To summarize, all women should have an annual gynecological exam…every year! Many important aspects of woman’s health will be reviewed during that exam. Not sure what you should do? Starting last fall, women’s annual preventive exams are covered at 100% by commercial insurers, so give us a call at 512-836-2536 to schedule your exam. Our practice will have extra open exam slots for those patients needing to schedule before the end of the year. We are also offering a program for women who are without insurance to be able to get a preventive exam, PAP smear and gonorrhea/chlamydia testing.

Visit our website at or call us at 512-836-2536 if you have any questions or to schedule your annual exam.
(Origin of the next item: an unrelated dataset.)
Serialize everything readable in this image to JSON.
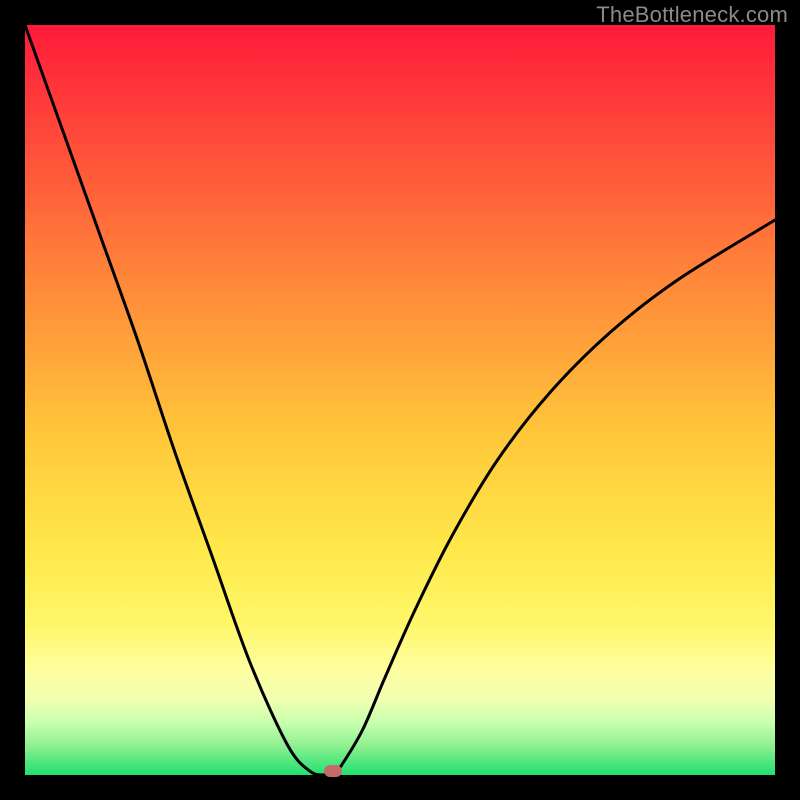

You can also learn more from ACOG Practice Bulletin 131 “Screening for Cervical Cancer”.

Capital Ob/Gyn at the BiGHealthCARE Conference

At Capital Ob/Gyn we are always looking for ways to invest in the community, and we are honored to get involved with causes and efforts that empower and support women.  Recently, Dr. Browne was invited to be a speaker at a local healthcare conference called BiGHealthCARE put on by BiGAUSTIN (Business Investment Growth) held November 1st.  She will be leading a breakout session on the topic of breast and cervical cancer at the conference.

BiGAUSTIN is helping put Central Texas back to work with the first summit of a three part series of Small Business @ Work Summit: BiG HealthCARE.  A 7-hour small business summit for women and female veterans interested in starting or maintaining a small business in the healthcare industry.  The summit will consist of panel discussions and breakout sessions, exhibit booths for providers and small business owners, complimentary continental Breakfast and Lunch, and networking session. Topics covered include: Healthcare & Entrepreneurship; Small Business Assistance; Veteran Women Resources; Wisdom, Women & Wealth; How to provide Quality Senior Care and Care giving; Do you have what it takes?; Trends in Heart Disease, Obesity, Blood Pressure and Cholesterol; Business Etiquette and much more.

This event highlights the challenges and opportunities for women owned businesses, while emphasizing the vast emerging healthcare needs of all women and the unique needs of veteran women.  Click Here to find out more details about this event and how you can join.

As always, if you want to schedule an appointment with any of our physicians, call 512.836.2536 or visit  We look forward to seeing you soon at Capital Ob/Gyn!

New Class Offering: Birth, Baby and You

You asked and we said “Absolutely!”  Upon popular demand, Capital Ob/Gyn is excited to offer a new class called “Birth, Baby and You”.  Join us Saturday, November 10th from 9:00 a.m. to Noon at Capital Ob/Gyn Associates of Texas (12201 Renfert Way, Ste 325 Austin, TX).

This  class is tailored to your needs and will cover pregnancy, the experience of labor and delivery, postpartum care of mommy and newborn, as well as lactation basics.  The class will conclude with a guided tour of St. David’s Women’s Center. We are excited to welcome Lillie Juan, RN NP as the instructor of this class.  Ms. Juan is a registered RN and nurse practitioner with extensive experience in routine and high-risk pregnancy care.

Invite a friend to join you and call today (512.836.2536) to reserve your spot!  Class enrollment is $50 for the expectant mother and the support person of their choice and payment must be made in advance via check or cash to Capital Ob/Gyn.

You don’t have to be a patient of Capital Ob/Gyn to attend one of our classes, but we think that once you get a glimpse of our style you will want to be!  The next class offering will be in January and we will keep you updated on the details.

To schedule an appointment with any of our physicians, call 512.836.2536 or visit  We look forward to seeing you soon at Capital Ob/Gyn!